TRY IT - Search the records for the string "TugasEPL", then copy each line where it appears.
******
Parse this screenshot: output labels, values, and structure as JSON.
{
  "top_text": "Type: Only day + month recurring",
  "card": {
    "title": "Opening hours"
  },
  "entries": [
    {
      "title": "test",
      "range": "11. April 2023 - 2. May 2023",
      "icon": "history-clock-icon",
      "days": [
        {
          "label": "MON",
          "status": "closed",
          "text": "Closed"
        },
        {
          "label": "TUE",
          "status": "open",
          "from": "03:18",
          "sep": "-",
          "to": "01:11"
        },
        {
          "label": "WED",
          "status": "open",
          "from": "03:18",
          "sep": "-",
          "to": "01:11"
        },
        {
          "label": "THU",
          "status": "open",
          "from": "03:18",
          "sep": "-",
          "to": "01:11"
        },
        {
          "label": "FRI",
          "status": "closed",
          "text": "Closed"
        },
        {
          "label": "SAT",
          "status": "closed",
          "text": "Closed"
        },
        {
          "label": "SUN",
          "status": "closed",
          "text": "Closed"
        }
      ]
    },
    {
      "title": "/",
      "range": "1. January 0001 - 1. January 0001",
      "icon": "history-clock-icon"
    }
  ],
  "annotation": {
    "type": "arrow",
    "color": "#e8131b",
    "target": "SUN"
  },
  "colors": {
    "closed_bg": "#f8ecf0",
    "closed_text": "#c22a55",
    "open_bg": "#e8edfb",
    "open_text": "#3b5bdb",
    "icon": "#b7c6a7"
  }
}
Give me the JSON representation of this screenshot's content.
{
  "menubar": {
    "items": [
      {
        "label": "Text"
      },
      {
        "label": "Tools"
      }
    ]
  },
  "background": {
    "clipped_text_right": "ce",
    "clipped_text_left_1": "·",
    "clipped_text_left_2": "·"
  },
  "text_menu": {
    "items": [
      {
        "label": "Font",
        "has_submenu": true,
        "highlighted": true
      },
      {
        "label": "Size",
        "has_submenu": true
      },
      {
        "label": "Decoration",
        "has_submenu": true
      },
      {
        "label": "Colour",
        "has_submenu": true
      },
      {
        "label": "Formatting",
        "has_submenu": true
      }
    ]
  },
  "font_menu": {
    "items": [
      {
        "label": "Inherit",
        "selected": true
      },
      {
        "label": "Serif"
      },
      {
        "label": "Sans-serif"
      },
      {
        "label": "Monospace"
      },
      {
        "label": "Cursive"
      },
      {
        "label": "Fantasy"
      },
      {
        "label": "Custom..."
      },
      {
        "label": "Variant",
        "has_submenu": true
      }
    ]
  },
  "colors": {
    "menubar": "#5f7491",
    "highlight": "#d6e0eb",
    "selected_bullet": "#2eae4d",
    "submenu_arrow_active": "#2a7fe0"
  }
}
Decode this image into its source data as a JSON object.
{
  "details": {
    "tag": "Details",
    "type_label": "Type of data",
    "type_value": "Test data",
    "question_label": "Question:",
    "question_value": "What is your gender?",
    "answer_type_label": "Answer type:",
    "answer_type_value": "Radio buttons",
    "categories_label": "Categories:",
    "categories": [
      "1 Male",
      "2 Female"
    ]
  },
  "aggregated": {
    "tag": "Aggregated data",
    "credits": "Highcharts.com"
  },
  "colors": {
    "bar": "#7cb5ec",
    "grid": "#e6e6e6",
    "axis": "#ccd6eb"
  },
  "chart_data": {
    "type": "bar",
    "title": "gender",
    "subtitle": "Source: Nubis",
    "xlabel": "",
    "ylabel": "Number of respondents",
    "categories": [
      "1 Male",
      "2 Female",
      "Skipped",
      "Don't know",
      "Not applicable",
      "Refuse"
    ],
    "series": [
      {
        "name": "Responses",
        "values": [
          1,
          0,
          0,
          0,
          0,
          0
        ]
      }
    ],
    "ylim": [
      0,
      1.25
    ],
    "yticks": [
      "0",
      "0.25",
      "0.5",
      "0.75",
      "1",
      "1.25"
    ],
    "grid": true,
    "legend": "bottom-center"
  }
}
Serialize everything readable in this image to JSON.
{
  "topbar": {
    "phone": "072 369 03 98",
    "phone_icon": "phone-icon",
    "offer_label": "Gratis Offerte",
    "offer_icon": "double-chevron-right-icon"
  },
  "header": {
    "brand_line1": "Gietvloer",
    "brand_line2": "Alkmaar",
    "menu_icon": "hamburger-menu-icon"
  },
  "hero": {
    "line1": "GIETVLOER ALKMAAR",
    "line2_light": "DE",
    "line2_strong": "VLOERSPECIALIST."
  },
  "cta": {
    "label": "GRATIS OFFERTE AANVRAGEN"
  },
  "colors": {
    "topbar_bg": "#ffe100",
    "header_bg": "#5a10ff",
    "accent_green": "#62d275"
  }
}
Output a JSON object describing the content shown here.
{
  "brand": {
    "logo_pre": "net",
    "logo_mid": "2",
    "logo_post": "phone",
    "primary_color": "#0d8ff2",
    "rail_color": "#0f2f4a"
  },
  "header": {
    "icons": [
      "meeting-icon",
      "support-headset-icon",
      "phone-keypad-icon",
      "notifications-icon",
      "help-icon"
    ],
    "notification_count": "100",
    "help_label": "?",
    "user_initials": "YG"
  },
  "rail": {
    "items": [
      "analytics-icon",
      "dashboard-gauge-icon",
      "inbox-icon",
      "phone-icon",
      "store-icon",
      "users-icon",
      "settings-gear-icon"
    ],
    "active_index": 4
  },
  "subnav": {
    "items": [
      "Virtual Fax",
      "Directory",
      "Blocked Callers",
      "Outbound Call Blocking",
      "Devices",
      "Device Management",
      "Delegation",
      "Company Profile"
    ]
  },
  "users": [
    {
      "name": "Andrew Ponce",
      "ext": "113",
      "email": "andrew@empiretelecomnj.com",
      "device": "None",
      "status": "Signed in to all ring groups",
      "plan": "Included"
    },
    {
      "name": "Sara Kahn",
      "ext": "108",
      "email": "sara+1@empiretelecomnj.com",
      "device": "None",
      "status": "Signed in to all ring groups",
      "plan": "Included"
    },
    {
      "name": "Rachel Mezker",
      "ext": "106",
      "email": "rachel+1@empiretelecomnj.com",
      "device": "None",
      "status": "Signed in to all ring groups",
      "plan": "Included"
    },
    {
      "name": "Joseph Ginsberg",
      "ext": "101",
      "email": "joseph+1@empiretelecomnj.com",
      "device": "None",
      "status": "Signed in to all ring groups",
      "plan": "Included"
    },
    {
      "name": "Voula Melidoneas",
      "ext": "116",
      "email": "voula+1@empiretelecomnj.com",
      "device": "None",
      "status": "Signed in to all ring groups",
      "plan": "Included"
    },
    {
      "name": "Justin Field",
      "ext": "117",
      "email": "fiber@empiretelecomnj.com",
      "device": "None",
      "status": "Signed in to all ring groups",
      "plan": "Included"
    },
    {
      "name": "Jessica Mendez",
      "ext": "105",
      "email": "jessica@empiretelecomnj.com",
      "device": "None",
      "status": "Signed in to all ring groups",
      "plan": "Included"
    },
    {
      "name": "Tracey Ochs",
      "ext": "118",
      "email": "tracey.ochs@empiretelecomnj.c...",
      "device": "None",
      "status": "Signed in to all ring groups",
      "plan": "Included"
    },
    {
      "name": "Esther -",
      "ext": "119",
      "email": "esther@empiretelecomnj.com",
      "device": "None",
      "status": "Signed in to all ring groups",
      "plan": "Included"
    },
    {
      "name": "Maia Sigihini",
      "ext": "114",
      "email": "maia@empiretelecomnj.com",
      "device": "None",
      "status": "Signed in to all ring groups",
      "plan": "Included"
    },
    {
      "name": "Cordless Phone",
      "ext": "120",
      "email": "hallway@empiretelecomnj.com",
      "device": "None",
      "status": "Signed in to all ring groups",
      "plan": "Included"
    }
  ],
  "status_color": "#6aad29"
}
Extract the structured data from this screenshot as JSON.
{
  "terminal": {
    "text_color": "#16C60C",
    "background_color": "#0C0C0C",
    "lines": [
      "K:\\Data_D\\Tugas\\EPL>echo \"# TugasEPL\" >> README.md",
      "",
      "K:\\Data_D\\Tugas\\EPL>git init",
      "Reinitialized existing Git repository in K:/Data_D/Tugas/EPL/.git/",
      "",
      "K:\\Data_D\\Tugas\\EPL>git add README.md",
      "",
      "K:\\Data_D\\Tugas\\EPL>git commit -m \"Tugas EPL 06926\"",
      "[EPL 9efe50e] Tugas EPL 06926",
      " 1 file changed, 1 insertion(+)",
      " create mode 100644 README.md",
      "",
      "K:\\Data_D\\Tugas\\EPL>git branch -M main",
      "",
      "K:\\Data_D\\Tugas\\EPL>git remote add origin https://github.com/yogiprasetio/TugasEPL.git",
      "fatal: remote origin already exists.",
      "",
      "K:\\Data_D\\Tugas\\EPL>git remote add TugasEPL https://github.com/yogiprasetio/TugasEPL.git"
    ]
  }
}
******
RESULT FOR THIS TASK -
      "K:\\Data_D\\Tugas\\EPL>echo \"# TugasEPL\" >> README.md",
      "K:\\Data_D\\Tugas\\EPL>git remote add origin https://github.com/yogiprasetio/TugasEPL.git",
      "K:\\Data_D\\Tugas\\EPL>git remote add TugasEPL https://github.com/yogiprasetio/TugasEPL.git"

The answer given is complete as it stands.